***** PROVIDED RECORDS *****

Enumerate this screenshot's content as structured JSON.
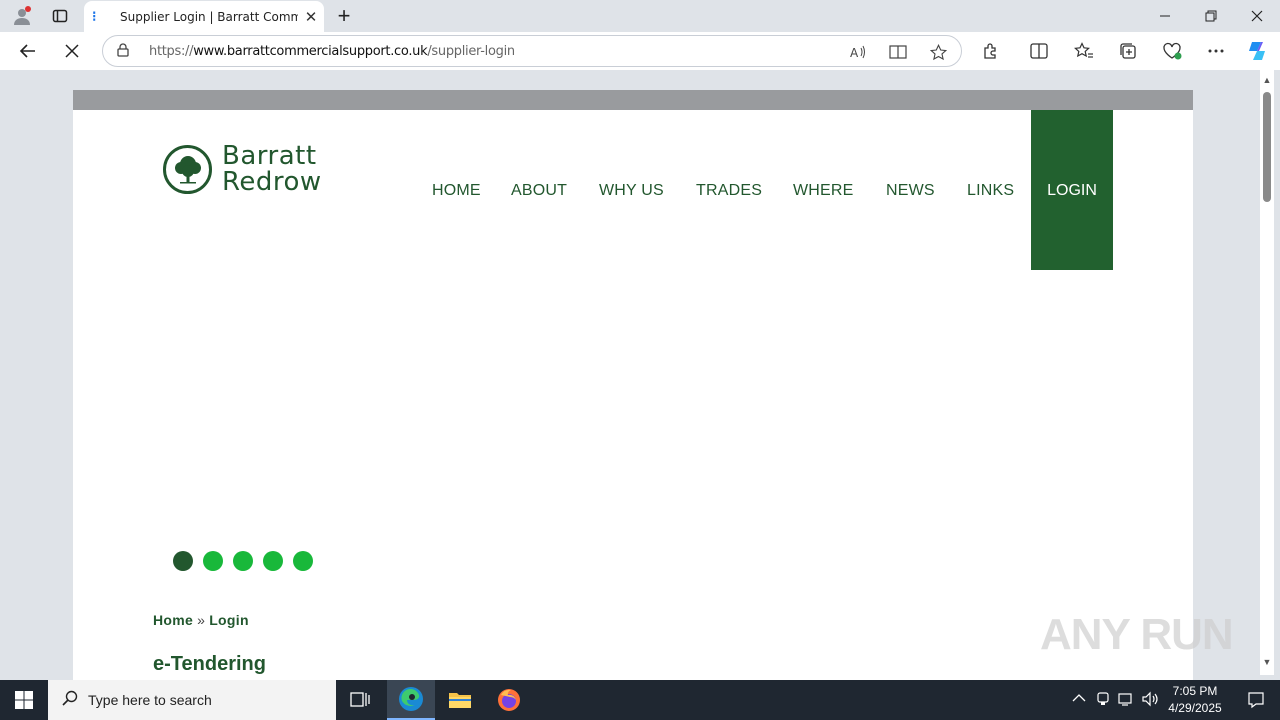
{
  "browser": {
    "tab": {
      "title": "Supplier Login | Barratt Commercial Support",
      "close_glyph": "✕"
    },
    "new_tab_glyph": "+",
    "window_controls": {
      "minimize": "—",
      "restore": "❐",
      "close": "✕"
    },
    "address": {
      "scheme": "https://",
      "host": "www.barrattcommercialsupport.co.uk",
      "path": "/supplier-login"
    }
  },
  "site": {
    "logo": {
      "line1": "Barratt",
      "line2": "Redrow"
    },
    "nav": [
      {
        "label": "HOME"
      },
      {
        "label": "ABOUT"
      },
      {
        "label": "WHY US"
      },
      {
        "label": "TRADES"
      },
      {
        "label": "WHERE"
      },
      {
        "label": "NEWS"
      },
      {
        "label": "LINKS"
      },
      {
        "label": "LOGIN",
        "active": true
      }
    ],
    "slider": {
      "count": 5,
      "active_index": 0
    },
    "breadcrumb": {
      "home": "Home",
      "separator": "»",
      "current": "Login"
    },
    "heading": "e-Tendering",
    "colors": {
      "brand_green": "#22572e",
      "login_bg": "#22612f",
      "dot_green": "#18b83a",
      "top_bar": "#999b9e"
    }
  },
  "watermark": "ANY RUN",
  "taskbar": {
    "search_placeholder": "Type here to search",
    "clock_time": "7:05 PM",
    "clock_date": "4/29/2025"
  }
}
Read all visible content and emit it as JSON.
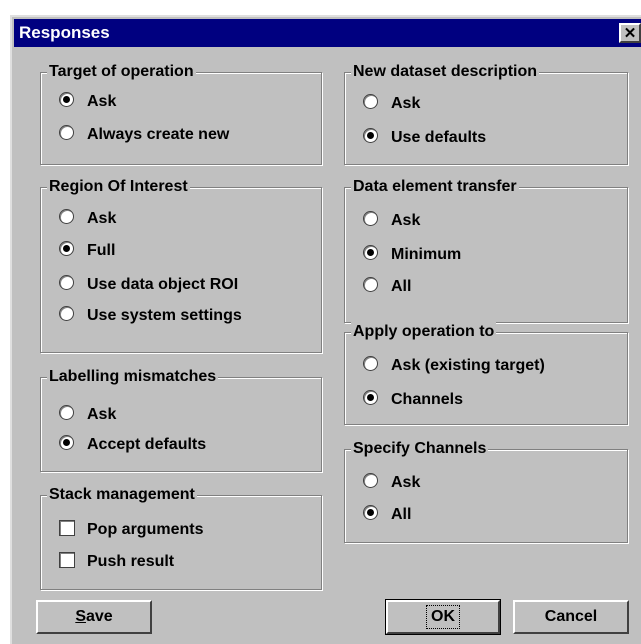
{
  "window": {
    "title": "Responses",
    "close_label": "✕"
  },
  "groups": {
    "target": {
      "title": "Target of operation",
      "options": [
        "Ask",
        "Always create new"
      ],
      "selected": 0
    },
    "roi": {
      "title": "Region Of Interest",
      "options": [
        "Ask",
        "Full",
        "Use data object ROI",
        "Use system settings"
      ],
      "selected": 1
    },
    "labelling": {
      "title": "Labelling mismatches",
      "options": [
        "Ask",
        "Accept defaults"
      ],
      "selected": 1
    },
    "stack": {
      "title": "Stack management",
      "checks": [
        {
          "label": "Pop arguments",
          "checked": false
        },
        {
          "label": "Push result",
          "checked": false
        }
      ]
    },
    "newdataset": {
      "title": "New dataset description",
      "options": [
        "Ask",
        "Use defaults"
      ],
      "selected": 1
    },
    "transfer": {
      "title": "Data element transfer",
      "options": [
        "Ask",
        "Minimum",
        "All"
      ],
      "selected": 1
    },
    "apply": {
      "title": "Apply operation to",
      "options": [
        "Ask (existing target)",
        "Channels"
      ],
      "selected": 1
    },
    "channels": {
      "title": "Specify Channels",
      "options": [
        "Ask",
        "All"
      ],
      "selected": 1
    }
  },
  "buttons": {
    "save": {
      "mnemonic": "S",
      "rest": "ave"
    },
    "ok": {
      "label": "OK"
    },
    "cancel": {
      "label": "Cancel"
    }
  }
}
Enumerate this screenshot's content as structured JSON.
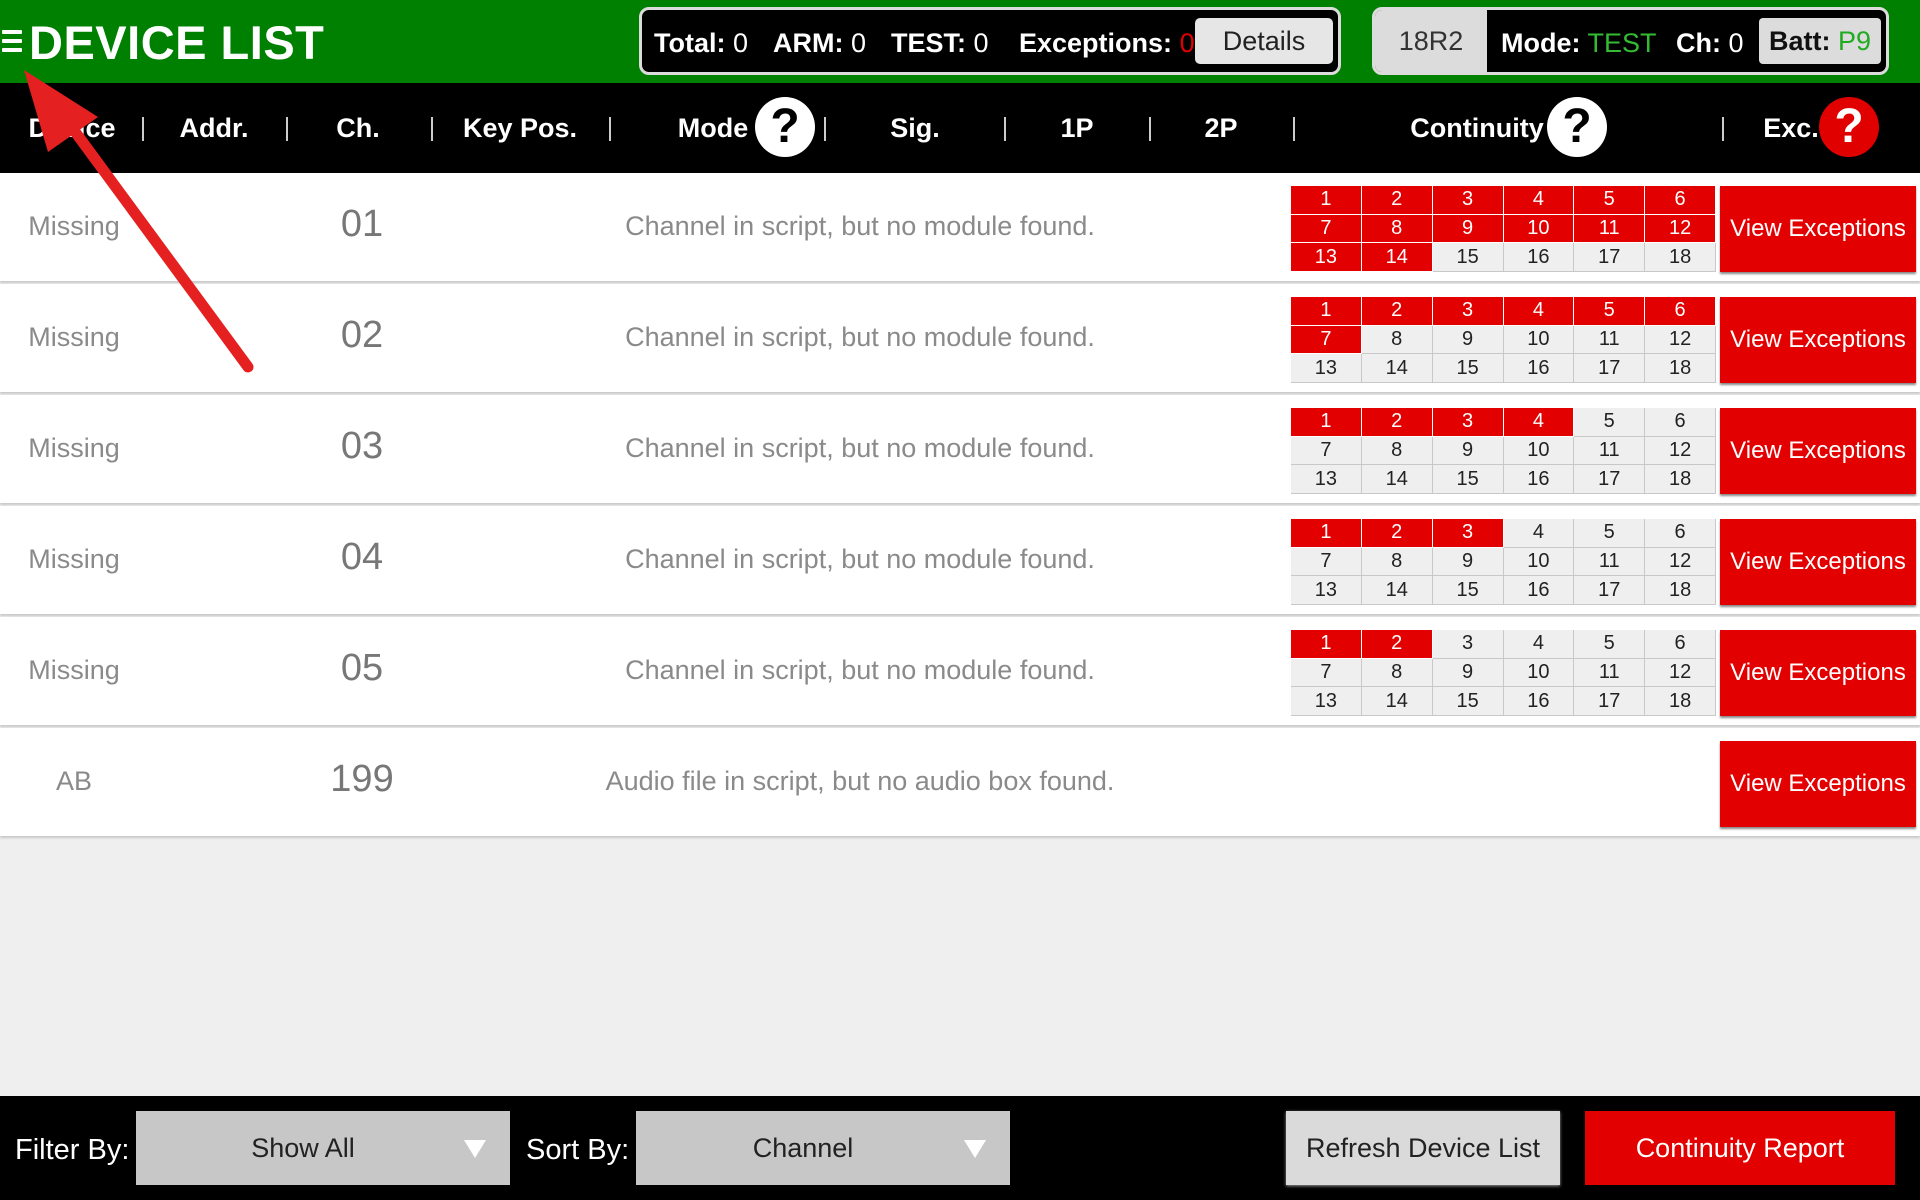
{
  "header": {
    "title": "DEVICE LIST",
    "stats": {
      "total_label": "Total:",
      "total_value": "0",
      "arm_label": "ARM:",
      "arm_value": "0",
      "test_label": "TEST:",
      "test_value": "0",
      "exceptions_label": "Exceptions:",
      "exceptions_value": "0",
      "details_label": "Details"
    },
    "device": {
      "id": "18R2",
      "mode_label": "Mode:",
      "mode_value": "TEST",
      "ch_label": "Ch:",
      "ch_value": "0",
      "batt_label": "Batt:",
      "batt_value": "P9"
    }
  },
  "columns": {
    "device": "Device",
    "addr": "Addr.",
    "ch": "Ch.",
    "key_pos": "Key Pos.",
    "mode": "Mode",
    "sig": "Sig.",
    "p1": "1P",
    "p2": "2P",
    "continuity": "Continuity",
    "exc": "Exc.",
    "help_glyph": "?"
  },
  "rows": [
    {
      "device": "Missing",
      "addr": "01",
      "message": "Channel in script, but no module found.",
      "active_count": 14,
      "button": "View Exceptions"
    },
    {
      "device": "Missing",
      "addr": "02",
      "message": "Channel in script, but no module found.",
      "active_count": 7,
      "button": "View Exceptions"
    },
    {
      "device": "Missing",
      "addr": "03",
      "message": "Channel in script, but no module found.",
      "active_count": 4,
      "button": "View Exceptions"
    },
    {
      "device": "Missing",
      "addr": "04",
      "message": "Channel in script, but no module found.",
      "active_count": 3,
      "button": "View Exceptions"
    },
    {
      "device": "Missing",
      "addr": "05",
      "message": "Channel in script, but no module found.",
      "active_count": 2,
      "button": "View Exceptions"
    },
    {
      "device": "AB",
      "addr": "199",
      "message": "Audio file in script, but no audio box found.",
      "active_count": 0,
      "button": "View Exceptions"
    }
  ],
  "continuity_cells": [
    "1",
    "2",
    "3",
    "4",
    "5",
    "6",
    "7",
    "8",
    "9",
    "10",
    "11",
    "12",
    "13",
    "14",
    "15",
    "16",
    "17",
    "18"
  ],
  "footer": {
    "filter_label": "Filter By:",
    "filter_value": "Show All",
    "sort_label": "Sort By:",
    "sort_value": "Channel",
    "refresh_label": "Refresh Device List",
    "continuity_label": "Continuity Report"
  },
  "colors": {
    "topbar": "#008000",
    "accent_red": "#e20000",
    "mode_green": "#33bb33"
  },
  "icons": {
    "menu": "hamburger-icon",
    "help": "question-mark-icon",
    "dropdown": "triangle-down-icon",
    "annotation": "red-arrow-icon"
  }
}
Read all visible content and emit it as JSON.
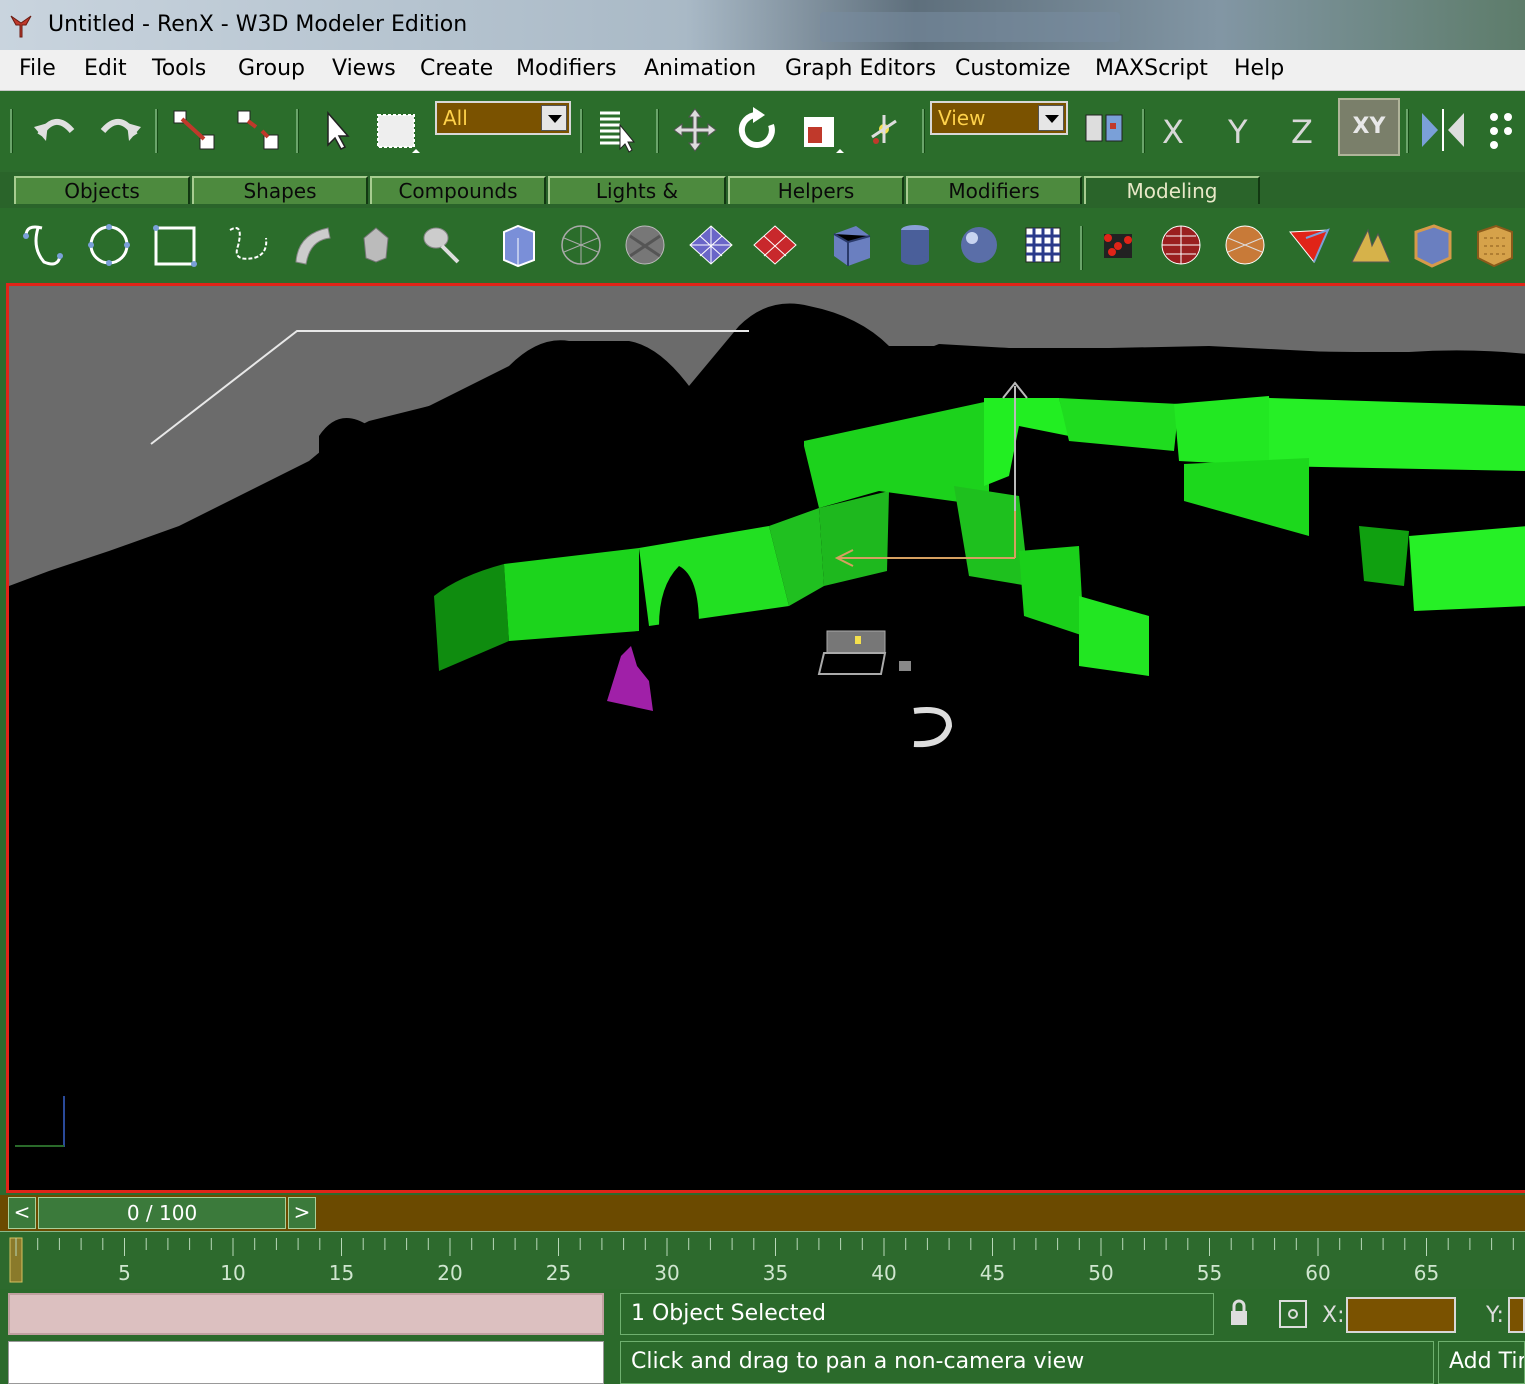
{
  "window": {
    "title": "Untitled - RenX - W3D Modeler Edition"
  },
  "menu": [
    "File",
    "Edit",
    "Tools",
    "Group",
    "Views",
    "Create",
    "Modifiers",
    "Animation",
    "Graph Editors",
    "Customize",
    "MAXScript",
    "Help"
  ],
  "toolbar": {
    "selection_filter": "All",
    "reference_coord": "View",
    "axis_x": "X",
    "axis_y": "Y",
    "axis_z": "Z",
    "axis_xy": "XY"
  },
  "tabs": [
    "Objects",
    "Shapes",
    "Compounds",
    "Lights & Cameras",
    "Helpers",
    "Modifiers",
    "Modeling"
  ],
  "active_tab": "Modeling",
  "timeline": {
    "prev": "<",
    "next": ">",
    "frame_display": "0 / 100",
    "ticks": [
      "5",
      "10",
      "15",
      "20",
      "25",
      "30",
      "35",
      "40",
      "45",
      "50",
      "55",
      "60",
      "65"
    ]
  },
  "status": {
    "selection": "1 Object Selected",
    "prompt": "Click and drag to pan a non-camera view",
    "x_label": "X:",
    "y_label": "Y:",
    "add_time_tag": "Add Tim"
  },
  "colors": {
    "panel_green": "#2b6d2b",
    "viewport_border": "#e02418",
    "wall_green": "#22dd22"
  }
}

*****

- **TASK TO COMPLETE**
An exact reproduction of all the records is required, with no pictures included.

- **WRITTEN ANSWER**
Enumerate this screenshot's content as structured JSON.
{
  "browser": {
    "tab": {
      "title": "Supplier Login | Barratt Commercial Support",
      "close_glyph": "✕"
    },
    "new_tab_glyph": "+",
    "window_controls": {
      "minimize": "—",
      "restore": "❐",
      "close": "✕"
    },
    "address": {
      "scheme": "https://",
      "host": "www.barrattcommercialsupport.co.uk",
      "path": "/supplier-login"
    }
  },
  "site": {
    "logo": {
      "line1": "Barratt",
      "line2": "Redrow"
    },
    "nav": [
      {
        "label": "HOME"
      },
      {
        "label": "ABOUT"
      },
      {
        "label": "WHY US"
      },
      {
        "label": "TRADES"
      },
      {
        "label": "WHERE"
      },
      {
        "label": "NEWS"
      },
      {
        "label": "LINKS"
      },
      {
        "label": "LOGIN",
        "active": true
      }
    ],
    "slider": {
      "count": 5,
      "active_index": 0
    },
    "breadcrumb": {
      "home": "Home",
      "separator": "»",
      "current": "Login"
    },
    "heading": "e-Tendering",
    "colors": {
      "brand_green": "#22572e",
      "login_bg": "#22612f",
      "dot_green": "#18b83a",
      "top_bar": "#999b9e"
    }
  },
  "watermark": "ANY RUN",
  "taskbar": {
    "search_placeholder": "Type here to search",
    "clock_time": "7:05 PM",
    "clock_date": "4/29/2025"
  }
}
Read all visible content and emit it as JSON.
{
  "window": {
    "title": "Responses",
    "close_label": "✕"
  },
  "groups": {
    "target": {
      "title": "Target of operation",
      "options": [
        "Ask",
        "Always create new"
      ],
      "selected": 0
    },
    "roi": {
      "title": "Region Of Interest",
      "options": [
        "Ask",
        "Full",
        "Use data object ROI",
        "Use system settings"
      ],
      "selected": 1
    },
    "labelling": {
      "title": "Labelling mismatches",
      "options": [
        "Ask",
        "Accept defaults"
      ],
      "selected": 1
    },
    "stack": {
      "title": "Stack management",
      "checks": [
        {
          "label": "Pop arguments",
          "checked": false
        },
        {
          "label": "Push result",
          "checked": false
        }
      ]
    },
    "newdataset": {
      "title": "New dataset description",
      "options": [
        "Ask",
        "Use defaults"
      ],
      "selected": 1
    },
    "transfer": {
      "title": "Data element transfer",
      "options": [
        "Ask",
        "Minimum",
        "All"
      ],
      "selected": 1
    },
    "apply": {
      "title": "Apply operation to",
      "options": [
        "Ask (existing target)",
        "Channels"
      ],
      "selected": 1
    },
    "channels": {
      "title": "Specify Channels",
      "options": [
        "Ask",
        "All"
      ],
      "selected": 1
    }
  },
  "buttons": {
    "save": {
      "mnemonic": "S",
      "rest": "ave"
    },
    "ok": {
      "label": "OK"
    },
    "cancel": {
      "label": "Cancel"
    }
  }
}
Enumerate this screenshot's content as structured JSON.
{
  "header": {
    "title": "DEVICE LIST",
    "stats": {
      "total_label": "Total:",
      "total_value": "0",
      "arm_label": "ARM:",
      "arm_value": "0",
      "test_label": "TEST:",
      "test_value": "0",
      "exceptions_label": "Exceptions:",
      "exceptions_value": "0",
      "details_label": "Details"
    },
    "device": {
      "id": "18R2",
      "mode_label": "Mode:",
      "mode_value": "TEST",
      "ch_label": "Ch:",
      "ch_value": "0",
      "batt_label": "Batt:",
      "batt_value": "P9"
    }
  },
  "columns": {
    "device": "Device",
    "addr": "Addr.",
    "ch": "Ch.",
    "key_pos": "Key Pos.",
    "mode": "Mode",
    "sig": "Sig.",
    "p1": "1P",
    "p2": "2P",
    "continuity": "Continuity",
    "exc": "Exc.",
    "help_glyph": "?"
  },
  "rows": [
    {
      "device": "Missing",
      "addr": "01",
      "message": "Channel in script, but no module found.",
      "active_count": 14,
      "button": "View Exceptions"
    },
    {
      "device": "Missing",
      "addr": "02",
      "message": "Channel in script, but no module found.",
      "active_count": 7,
      "button": "View Exceptions"
    },
    {
      "device": "Missing",
      "addr": "03",
      "message": "Channel in script, but no module found.",
      "active_count": 4,
      "button": "View Exceptions"
    },
    {
      "device": "Missing",
      "addr": "04",
      "message": "Channel in script, but no module found.",
      "active_count": 3,
      "button": "View Exceptions"
    },
    {
      "device": "Missing",
      "addr": "05",
      "message": "Channel in script, but no module found.",
      "active_count": 2,
      "button": "View Exceptions"
    },
    {
      "device": "AB",
      "addr": "199",
      "message": "Audio file in script, but no audio box found.",
      "active_count": 0,
      "button": "View Exceptions"
    }
  ],
  "continuity_cells": [
    "1",
    "2",
    "3",
    "4",
    "5",
    "6",
    "7",
    "8",
    "9",
    "10",
    "11",
    "12",
    "13",
    "14",
    "15",
    "16",
    "17",
    "18"
  ],
  "footer": {
    "filter_label": "Filter By:",
    "filter_value": "Show All",
    "sort_label": "Sort By:",
    "sort_value": "Channel",
    "refresh_label": "Refresh Device List",
    "continuity_label": "Continuity Report"
  },
  "colors": {
    "topbar": "#008000",
    "accent_red": "#e20000",
    "mode_green": "#33bb33"
  },
  "icons": {
    "menu": "hamburger-icon",
    "help": "question-mark-icon",
    "dropdown": "triangle-down-icon",
    "annotation": "red-arrow-icon"
  }
}
Read all visible content and emit it as JSON.
{
  "window": {
    "title": "Untitled - RenX - W3D Modeler Edition"
  },
  "menu": [
    "File",
    "Edit",
    "Tools",
    "Group",
    "Views",
    "Create",
    "Modifiers",
    "Animation",
    "Graph Editors",
    "Customize",
    "MAXScript",
    "Help"
  ],
  "toolbar": {
    "selection_filter": "All",
    "reference_coord": "View",
    "axis_x": "X",
    "axis_y": "Y",
    "axis_z": "Z",
    "axis_xy": "XY"
  },
  "tabs": [
    "Objects",
    "Shapes",
    "Compounds",
    "Lights & Cameras",
    "Helpers",
    "Modifiers",
    "Modeling"
  ],
  "active_tab": "Modeling",
  "timeline": {
    "prev": "<",
    "next": ">",
    "frame_display": "0 / 100",
    "ticks": [
      "5",
      "10",
      "15",
      "20",
      "25",
      "30",
      "35",
      "40",
      "45",
      "50",
      "55",
      "60",
      "65"
    ]
  },
  "status": {
    "selection": "1 Object Selected",
    "prompt": "Click and drag to pan a non-camera view",
    "x_label": "X:",
    "y_label": "Y:",
    "add_time_tag": "Add Tim"
  },
  "colors": {
    "panel_green": "#2b6d2b",
    "viewport_border": "#e02418",
    "wall_green": "#22dd22"
  }
}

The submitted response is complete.